**Instructions for the task**
Return each line of the entries that mentions the word "Genie".

(Beginning of Data for this task)

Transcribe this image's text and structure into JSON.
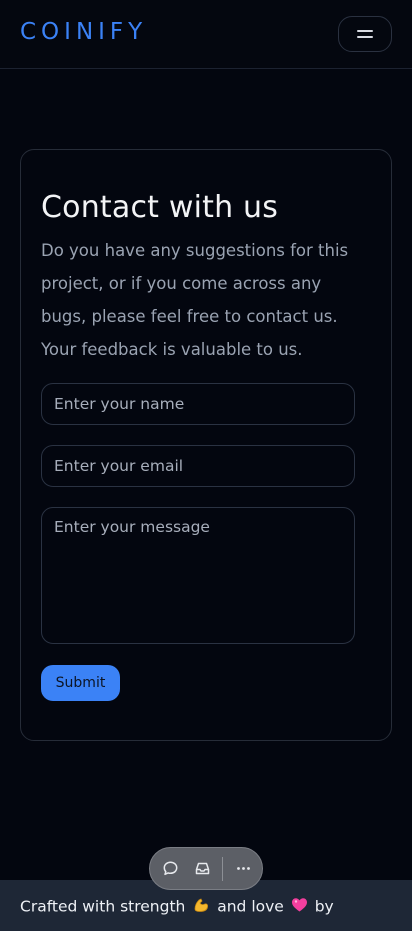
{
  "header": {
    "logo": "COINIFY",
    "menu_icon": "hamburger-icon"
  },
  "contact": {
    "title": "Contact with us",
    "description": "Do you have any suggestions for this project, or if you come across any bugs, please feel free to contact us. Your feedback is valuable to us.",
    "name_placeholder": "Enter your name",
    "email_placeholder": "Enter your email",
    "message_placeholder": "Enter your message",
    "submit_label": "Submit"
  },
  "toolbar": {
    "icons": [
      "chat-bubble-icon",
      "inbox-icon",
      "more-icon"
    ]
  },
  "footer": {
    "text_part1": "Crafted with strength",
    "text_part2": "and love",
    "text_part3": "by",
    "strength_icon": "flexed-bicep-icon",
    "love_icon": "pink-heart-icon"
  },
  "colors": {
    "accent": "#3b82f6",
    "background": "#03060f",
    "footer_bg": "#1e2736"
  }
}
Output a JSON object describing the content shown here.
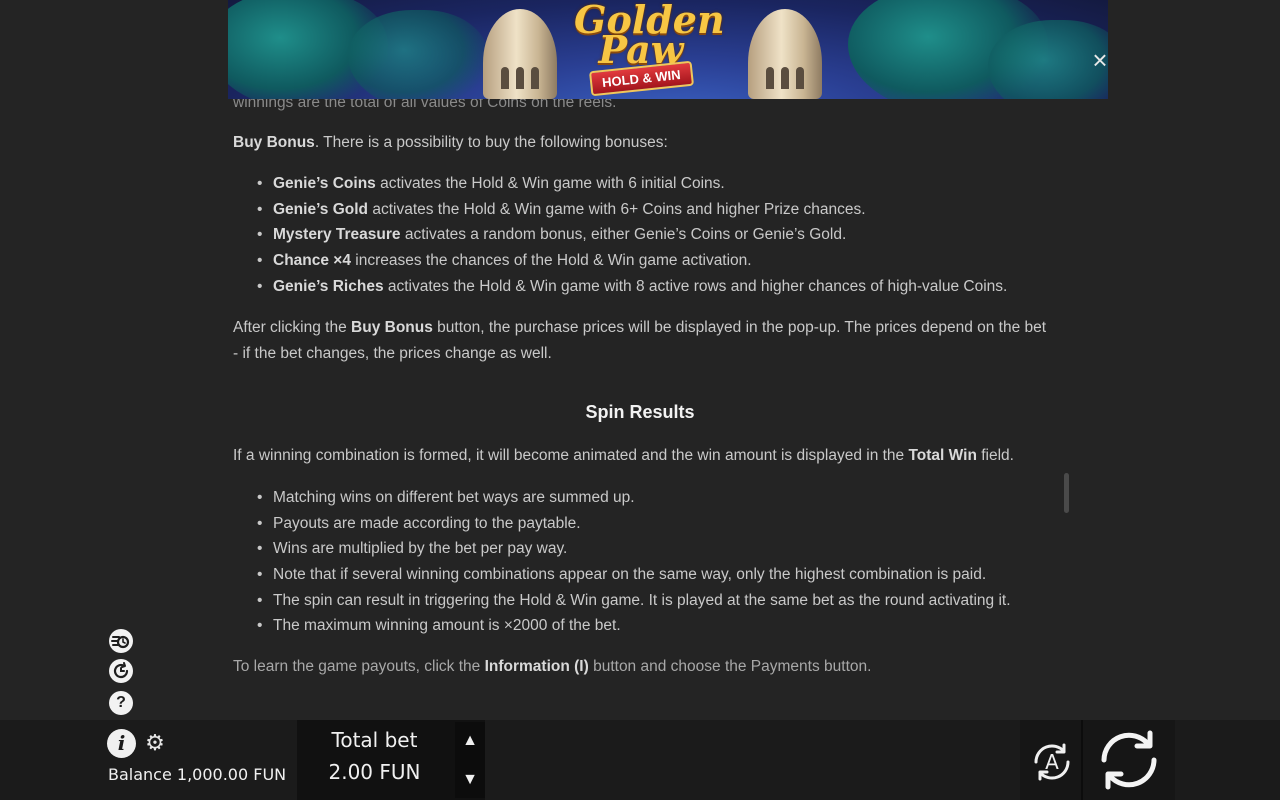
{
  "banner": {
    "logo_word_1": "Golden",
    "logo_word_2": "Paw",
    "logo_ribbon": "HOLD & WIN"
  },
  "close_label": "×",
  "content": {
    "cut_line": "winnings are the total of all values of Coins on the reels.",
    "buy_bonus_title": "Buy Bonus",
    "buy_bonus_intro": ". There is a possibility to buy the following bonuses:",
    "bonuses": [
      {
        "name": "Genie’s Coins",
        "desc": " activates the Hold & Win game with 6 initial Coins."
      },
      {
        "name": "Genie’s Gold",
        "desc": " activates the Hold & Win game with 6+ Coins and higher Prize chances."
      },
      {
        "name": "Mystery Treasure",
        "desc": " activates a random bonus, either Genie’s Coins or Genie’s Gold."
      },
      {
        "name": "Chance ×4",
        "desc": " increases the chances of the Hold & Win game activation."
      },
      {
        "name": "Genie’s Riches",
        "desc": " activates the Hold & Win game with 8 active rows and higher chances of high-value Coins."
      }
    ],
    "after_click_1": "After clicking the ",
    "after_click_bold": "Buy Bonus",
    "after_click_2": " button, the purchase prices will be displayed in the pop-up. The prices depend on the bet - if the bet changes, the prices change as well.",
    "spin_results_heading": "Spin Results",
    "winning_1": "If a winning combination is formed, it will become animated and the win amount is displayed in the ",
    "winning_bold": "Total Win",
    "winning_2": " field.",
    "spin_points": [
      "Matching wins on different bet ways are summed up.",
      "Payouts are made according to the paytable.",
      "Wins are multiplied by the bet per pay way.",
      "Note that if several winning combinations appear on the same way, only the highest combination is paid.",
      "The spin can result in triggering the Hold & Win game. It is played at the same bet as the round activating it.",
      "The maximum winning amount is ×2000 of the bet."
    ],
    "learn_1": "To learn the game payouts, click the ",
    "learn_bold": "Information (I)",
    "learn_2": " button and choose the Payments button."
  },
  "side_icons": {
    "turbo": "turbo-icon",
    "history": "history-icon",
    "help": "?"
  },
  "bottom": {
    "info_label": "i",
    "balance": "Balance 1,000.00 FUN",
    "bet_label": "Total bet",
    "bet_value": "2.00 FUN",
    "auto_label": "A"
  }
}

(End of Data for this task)
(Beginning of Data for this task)

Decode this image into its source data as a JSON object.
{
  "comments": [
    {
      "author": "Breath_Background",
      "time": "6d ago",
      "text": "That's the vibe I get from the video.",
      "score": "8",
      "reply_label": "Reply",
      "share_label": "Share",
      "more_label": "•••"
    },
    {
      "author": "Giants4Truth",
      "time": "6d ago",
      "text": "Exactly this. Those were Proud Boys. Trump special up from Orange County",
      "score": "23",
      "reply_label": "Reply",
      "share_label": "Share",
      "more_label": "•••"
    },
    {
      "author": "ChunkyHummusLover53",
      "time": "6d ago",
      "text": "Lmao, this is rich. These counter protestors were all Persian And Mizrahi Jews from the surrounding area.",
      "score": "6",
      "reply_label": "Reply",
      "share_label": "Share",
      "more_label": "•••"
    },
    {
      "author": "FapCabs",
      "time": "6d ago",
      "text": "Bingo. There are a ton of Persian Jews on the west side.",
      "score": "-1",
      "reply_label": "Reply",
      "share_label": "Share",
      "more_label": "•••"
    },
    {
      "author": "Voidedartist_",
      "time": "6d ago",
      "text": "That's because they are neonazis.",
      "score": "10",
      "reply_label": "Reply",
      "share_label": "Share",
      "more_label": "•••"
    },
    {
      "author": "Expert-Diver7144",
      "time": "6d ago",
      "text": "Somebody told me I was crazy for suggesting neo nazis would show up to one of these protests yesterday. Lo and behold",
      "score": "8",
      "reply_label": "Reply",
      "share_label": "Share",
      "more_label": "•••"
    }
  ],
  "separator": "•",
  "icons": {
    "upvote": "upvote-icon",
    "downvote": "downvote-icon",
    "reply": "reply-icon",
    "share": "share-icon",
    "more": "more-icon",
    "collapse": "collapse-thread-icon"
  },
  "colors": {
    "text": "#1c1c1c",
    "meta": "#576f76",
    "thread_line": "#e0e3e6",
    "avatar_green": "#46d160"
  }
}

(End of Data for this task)

**Reply**
        "name": "Genie’s Coins",
        "name": "Genie’s Gold",
        "desc": " activates a random bonus, either Genie’s Coins or Genie’s Gold."
        "name": "Genie’s Riches",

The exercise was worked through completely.